It's really interesting that I made more money as a promotional assistant than I ever made as a personality/jock. I do find salaries significantly lower then what I expected. I've seen no surprises yet.
7) Are you spending as much time listening to radio as you used to?
I listen to a lot of radio, whether it be satellite or terrestrial. I love different formats of radio ... can't get enough of it. Although when you're let go from a station you tend not to listen to the station that let you go too much until you're over being let go ... LOL
8) What has been your biggest career accomplishment?
My biggest accomplishment may not be what most would expect. It's not reaching a salary goal or certain position. Every year for probably the last 10 years, twice a year I'm invited to contribute my skills in two certain events as a host/promotional assistant and various other duties. Yes, I'm sure you're saying "it doesn't sound too spectacular or ground breaking." Well, the truth of the matter is that these events have been going on for almost two decades. You're only invited to work these events if you can prove you're about the work and the people. Talent from all over the country and world have performed.
Radio-heads like myself, promotional guys and gals from all over have graced the events with their talent and skills. In many cases you create a bound with like minds in an industry that sometimes hides the fact that we're actually more alike than not. At these events you must work as a team to execute successfully. When the finished projects are done and you realize how much work you've accomplished you really feel fulfilled. At least I do. I've rubbed elbows with a lot of celebrities and influential business execs in the entertainment and radio industry with these events. Each time I work I tend to forget about all those important and influential people at the event and somehow I'm taken in by how many people are so happily affected by the events themselves, and that's more to add to my motivation for doing an even better job.
My biggest accomplishment is being invited consistently to create, contribute and execute an event that is a bookmark in the lives of so many listeners. And all that excitement is created through the magic of radio. What are the events? TJFR & TJFV...
9) What have you learned about yourself, others, or life in general in your downtime?
I've learned the art of appreciation and value. Everything happens for a reason and when things happen there are lessons to be learned. You either learn or are doomed to repeat until you do.
10) Having been through all you have dealt with in this biz, what advice would you give people trying to break in?

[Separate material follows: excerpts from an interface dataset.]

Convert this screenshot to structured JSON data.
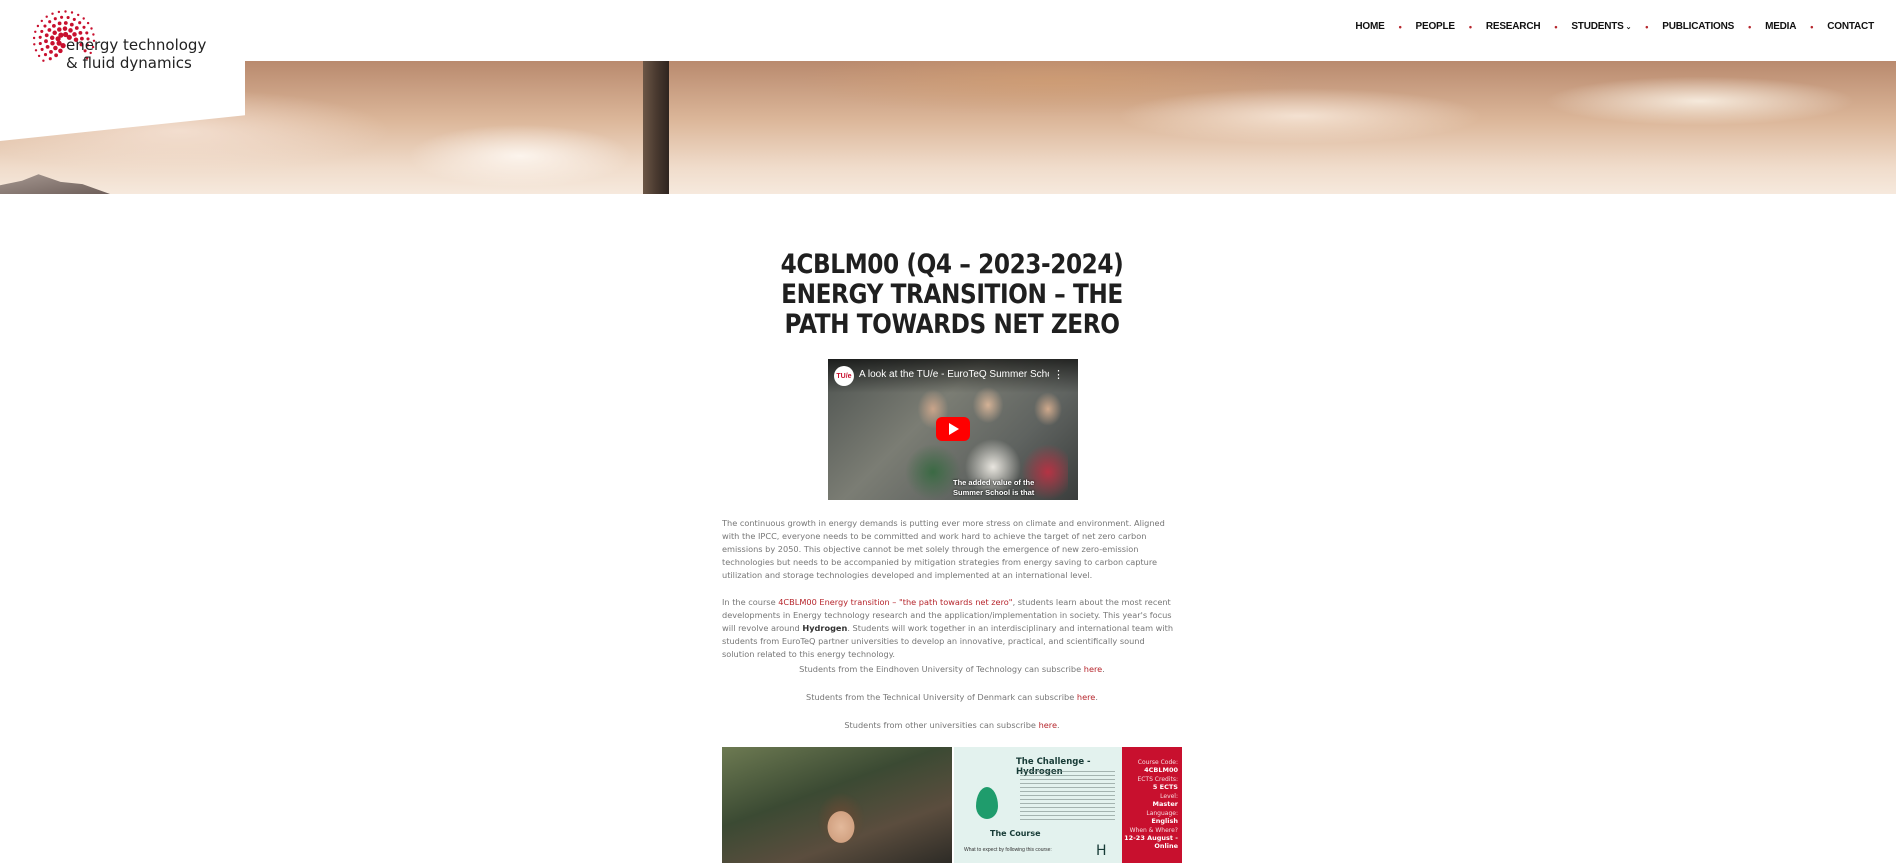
{
  "logo": {
    "line1": "energy technology",
    "line2": "& fluid dynamics"
  },
  "nav": {
    "items": [
      "HOME",
      "PEOPLE",
      "RESEARCH",
      "STUDENTS",
      "PUBLICATIONS",
      "MEDIA",
      "CONTACT"
    ],
    "separator": "•",
    "dropdown_caret": "⌄"
  },
  "page": {
    "title": "4CBLM00 (Q4 – 2023-2024) ENERGY TRANSITION – THE PATH TOWARDS NET ZERO"
  },
  "video": {
    "channel": "TU/e",
    "title": "A look at the TU/e - EuroTeQ Summer School ...",
    "menu": "⋮",
    "caption_line1": "The added value of the",
    "caption_line2": "Summer School is that"
  },
  "para1": "The continuous growth in energy demands is putting ever more stress on climate and environment. Aligned with the IPCC, everyone needs to be committed and work hard to achieve the target of net zero carbon emissions by 2050. This objective cannot be met solely through the emergence of new zero-emission technologies but needs to be accompanied by mitigation strategies from energy saving to carbon capture utilization and storage technologies developed and implemented at an international level.",
  "para2": {
    "pre": "In the course ",
    "link": "4CBLM00 Energy transition – \"the path towards net zero\"",
    "mid": ", students learn about the most recent developments in Energy technology research and the application/implementation in society. This year's focus will revolve around ",
    "bold": "Hydrogen",
    "post": ". Students will work together in an interdisciplinary and international team with students from EuroTeQ partner universities to develop an innovative, practical, and scientifically sound solution related to this energy technology."
  },
  "subscribe": [
    {
      "text": "Students from the Eindhoven University of Technology can subscribe ",
      "link": "here"
    },
    {
      "text": "Students from the Technical University of Denmark can subscribe ",
      "link": "here"
    },
    {
      "text": "Students from other universities can subscribe ",
      "link": "here"
    }
  ],
  "gallery": {
    "challenge_title": "The Challenge - Hydrogen",
    "course_title": "The Course",
    "course_text": "What to expect by following this course:",
    "h_label": "H",
    "info": [
      {
        "key": "Course Code:",
        "value": "4CBLM00"
      },
      {
        "key": "ECTS Credits:",
        "value": "5 ECTS"
      },
      {
        "key": "Level:",
        "value": "Master"
      },
      {
        "key": "Language:",
        "value": "English"
      },
      {
        "key": "When & Where?",
        "value": "12-23 August - Online"
      }
    ]
  },
  "colors": {
    "accent": "#b6262d",
    "text": "#777777",
    "title": "#1f1f1f"
  }
}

The advice I would give all new comers to the biz is this: Leave your ego at the door and be willing to listen and learn. Be willing to accept things you can't change. Make integrity part of your arsenal in winning. Look at people's actions more than their words and when you do a job, do it well. If you want to grow you have to go. Don't be hesitant about trying other formats or markets. I could go on but I'll keep it short.
Care to contribute a recipe for our "On The Beach" cookbook?

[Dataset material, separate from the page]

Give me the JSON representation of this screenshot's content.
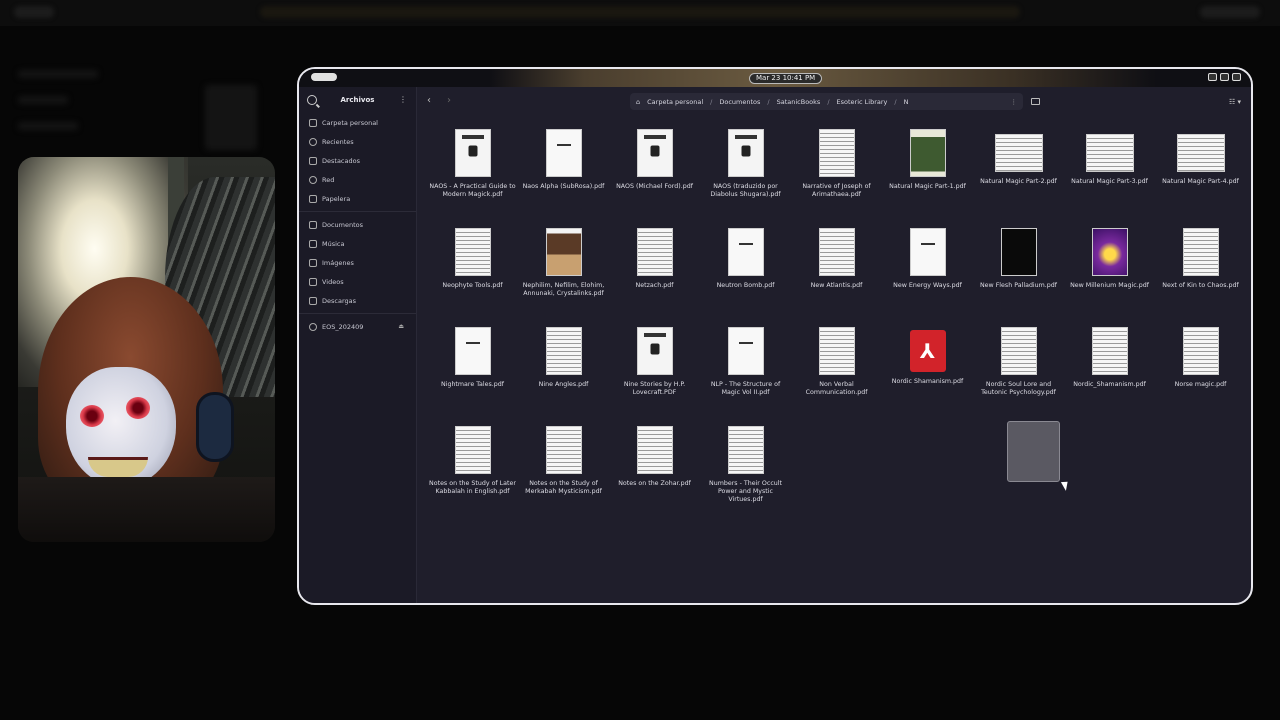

"The Comfort Sandwich"
- Grab your favorite lunch meat of choice.
- Grab your favorite cheese of choice.
- Place the meat on a paper plate (2 pieces of meat per sandwich).
- Drop in microwave for about 1 minute.
- Make sure to spread your favorite condiment on one side of bread. For me it's Miracle Whip.
- Once you take the meat out the microwave place one piece of meat on the bread with your favorite condiment.
- Then place the cheese on top of that meat while it's hot.
- Place the second piece of meat on that cheese.
- Grab your favorite type of chips. I like to use either Doritos or BBQ Lays. Place a few chips on top of the last layer of meat. Then your bread.
- This particular comfort food and economic brilliance goes great with an ice cold glass of lemonade, root beer, or cream soda ... Enjoy!